__YOUR OBJECTIVE__. Check every line in the records below for the word "icon" and report how many have it, nothing more.

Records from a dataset
---*---

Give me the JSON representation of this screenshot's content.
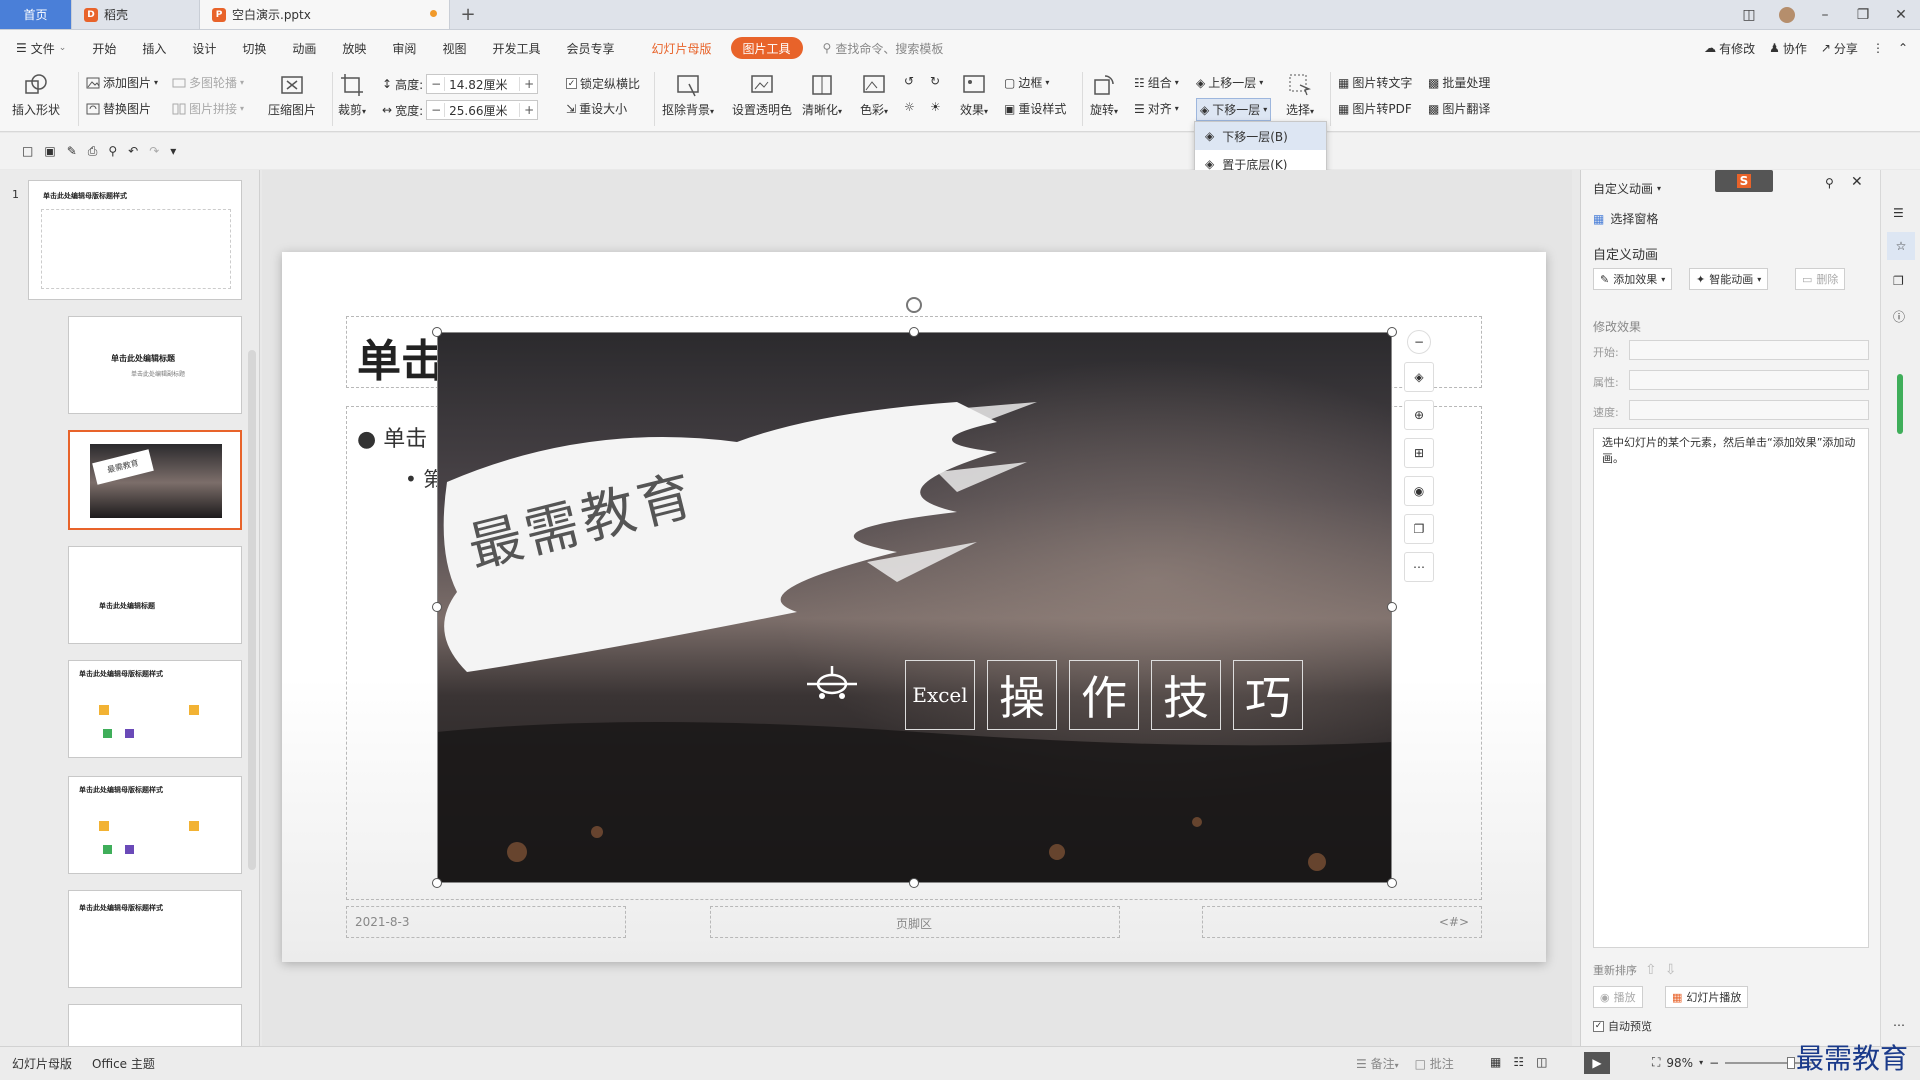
{
  "tabs": {
    "home": "首页",
    "docer": "稻壳",
    "doc": "空白演示.pptx"
  },
  "menu": {
    "file": "文件",
    "items": [
      "开始",
      "插入",
      "设计",
      "切换",
      "动画",
      "放映",
      "审阅",
      "视图",
      "开发工具",
      "会员专享"
    ],
    "slide_master": "幻灯片母版",
    "picture_tools": "图片工具",
    "search": "查找命令、搜索模板",
    "right": [
      "有修改",
      "协作",
      "分享"
    ]
  },
  "ribbon": {
    "insert_shape": "插入形状",
    "add_picture": "添加图片",
    "replace_picture": "替换图片",
    "multi_carousel": "多图轮播",
    "picture_splice": "图片拼接",
    "compress": "压缩图片",
    "crop": "裁剪",
    "height_label": "高度:",
    "height_value": "14.82厘米",
    "width_label": "宽度:",
    "width_value": "25.66厘米",
    "lock_ratio": "锁定纵横比",
    "reset_size": "重设大小",
    "remove_bg": "抠除背景",
    "set_transparent": "设置透明色",
    "sharpen": "清晰化",
    "color": "色彩",
    "effect": "效果",
    "border": "边框",
    "reset_style": "重设样式",
    "rotate": "旋转",
    "group": "组合",
    "align": "对齐",
    "bring_forward": "上移一层",
    "send_backward": "下移一层",
    "select": "选择",
    "pic_to_text": "图片转文字",
    "batch": "批量处理",
    "pic_to_pdf": "图片转PDF",
    "pic_translate": "图片翻译"
  },
  "dropdown": {
    "items": [
      "下移一层(B)",
      "置于底层(K)"
    ]
  },
  "slide": {
    "title_visible": "单击",
    "bullet_visible": "单击",
    "bullet2_visible": "第",
    "date": "2021-8-3",
    "footer": "页脚区",
    "page_num": "<#>",
    "image_brush_text": "最需教育",
    "image_excel": "Excel",
    "image_chars": [
      "操",
      "作",
      "技",
      "巧"
    ]
  },
  "thumbs": {
    "t1": "单击此处编辑母版标题样式",
    "t2": "单击此处编辑标题",
    "t2_sub": "单击此处编辑副标题",
    "t4": "单击此处编辑标题",
    "t5": "单击此处编辑母版标题样式",
    "t6": "单击此处编辑母版标题样式",
    "t7": "单击此处编辑母版标题样式",
    "slide1_num": "1"
  },
  "rpane": {
    "title": "自定义动画",
    "select_pane": "选择窗格",
    "section": "自定义动画",
    "add_effect": "添加效果",
    "smart_anim": "智能动画",
    "delete": "删除",
    "modify_effect": "修改效果",
    "start": "开始:",
    "property": "属性:",
    "speed": "速度:",
    "hint": "选中幻灯片的某个元素，然后单击“添加效果”添加动画。",
    "reorder": "重新排序",
    "play": "播放",
    "slideshow": "幻灯片播放",
    "auto_preview": "自动预览"
  },
  "status": {
    "mode": "幻灯片母版",
    "theme": "Office 主题",
    "notes": "备注",
    "comments": "批注",
    "zoom": "98%",
    "watermark": "最需教育"
  },
  "colors": {
    "accent": "#e8632a",
    "home_tab": "#4a7fd8"
  }
}
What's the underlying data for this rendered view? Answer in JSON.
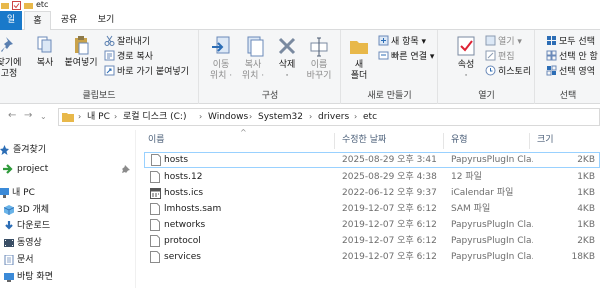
{
  "window": {
    "title": "etc"
  },
  "ribbon_tabs": [
    {
      "label": "일"
    },
    {
      "label": "홈"
    },
    {
      "label": "공유"
    },
    {
      "label": "보기"
    }
  ],
  "clipboard": {
    "group_label": "클립보드",
    "pin_label": "찾기에\n고정",
    "copy_label": "복사",
    "paste_label": "붙여넣기",
    "cut_label": "잘라내기",
    "copy_path_label": "경로 복사",
    "paste_shortcut_label": "바로 가기 붙여넣기"
  },
  "organize": {
    "group_label": "구성",
    "move_to_label": "이동\n위치 ·",
    "copy_to_label": "복사\n위치 ·",
    "delete_label": "삭제\n·",
    "rename_label": "이름\n바꾸기"
  },
  "new": {
    "group_label": "새로 만들기",
    "new_folder_label": "새\n폴더",
    "new_item_label": "새 항목 ▾",
    "easy_access_label": "빠른 연결 ▾"
  },
  "open": {
    "group_label": "열기",
    "properties_label": "속성\n·",
    "open_label": "열기 ▾",
    "edit_label": "편집",
    "history_label": "히스토리"
  },
  "select": {
    "group_label": "선택",
    "select_all_label": "모두 선택",
    "select_none_label": "선택 안 함",
    "invert_label": "선택 영역"
  },
  "address": {
    "crumbs": [
      "내 PC",
      "로컬 디스크 (C:)",
      "Windows",
      "System32",
      "drivers",
      "etc"
    ]
  },
  "nav_pane": {
    "items": [
      {
        "label": "즐겨찾기",
        "icon": "star-icon"
      },
      {
        "label": "project",
        "icon": "arrow-folder-icon"
      },
      {
        "label": "내 PC",
        "icon": "computer-icon"
      },
      {
        "label": "3D 개체",
        "icon": "3d-objects-icon"
      },
      {
        "label": "다운로드",
        "icon": "download-icon"
      },
      {
        "label": "동영상",
        "icon": "video-icon"
      },
      {
        "label": "문서",
        "icon": "document-icon"
      },
      {
        "label": "바탕 화면",
        "icon": "desktop-icon"
      }
    ]
  },
  "file_list": {
    "columns": {
      "name": "이름",
      "modified": "수정한 날짜",
      "type": "유형",
      "size": "크기"
    },
    "rows": [
      {
        "name": "hosts",
        "modified": "2025-08-29 오후 3:41",
        "type": "PapyrusPlugIn Cla...",
        "size": "2KB",
        "selected": true
      },
      {
        "name": "hosts.12",
        "modified": "2025-08-29 오후 4:38",
        "type": "12 파일",
        "size": "1KB"
      },
      {
        "name": "hosts.ics",
        "modified": "2022-06-12 오후 9:37",
        "type": "iCalendar 파일",
        "size": "1KB"
      },
      {
        "name": "lmhosts.sam",
        "modified": "2019-12-07 오후 6:12",
        "type": "SAM 파일",
        "size": "4KB"
      },
      {
        "name": "networks",
        "modified": "2019-12-07 오후 6:12",
        "type": "PapyrusPlugIn Cla...",
        "size": "1KB"
      },
      {
        "name": "protocol",
        "modified": "2019-12-07 오후 6:12",
        "type": "PapyrusPlugIn Cla...",
        "size": "2KB"
      },
      {
        "name": "services",
        "modified": "2019-12-07 오후 6:12",
        "type": "PapyrusPlugIn Cla...",
        "size": "18KB"
      }
    ]
  },
  "colors": {
    "accent": "#1979ca",
    "folder": "#e8b84a",
    "selection_border": "#99d1ff"
  }
}
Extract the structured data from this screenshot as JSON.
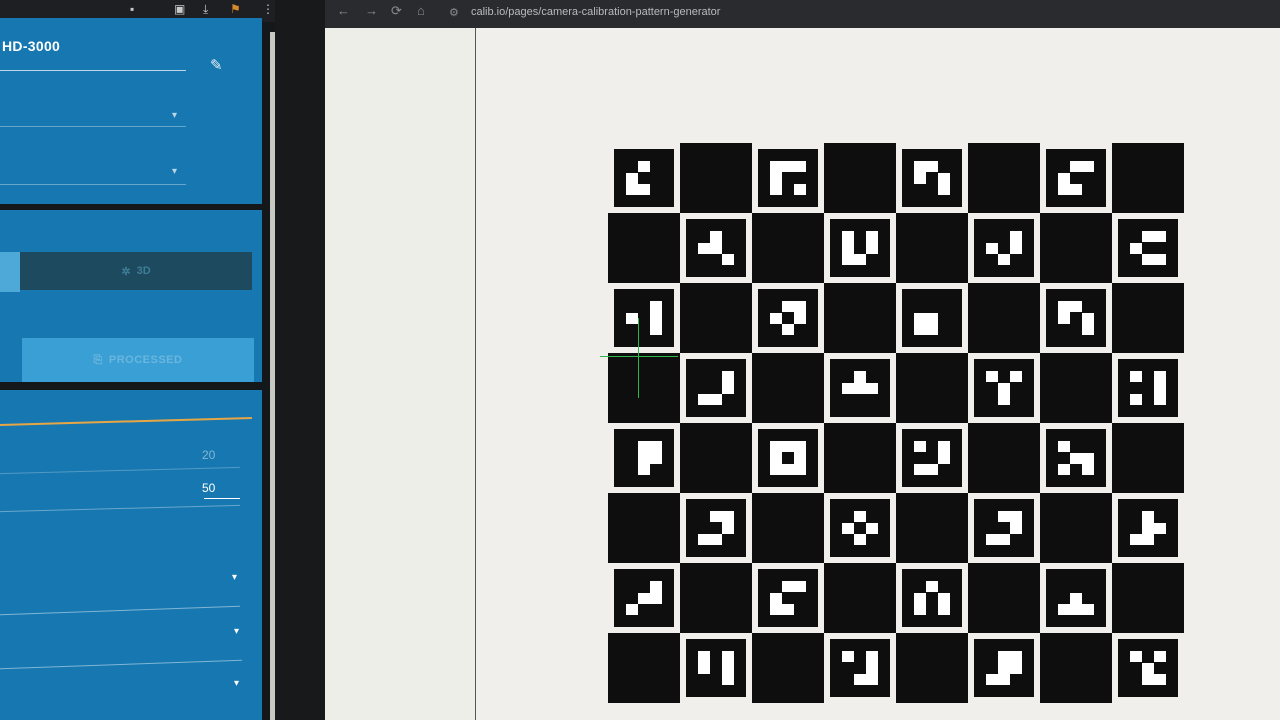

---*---

__SOLUTION FOR THIS EXERCISE__. 8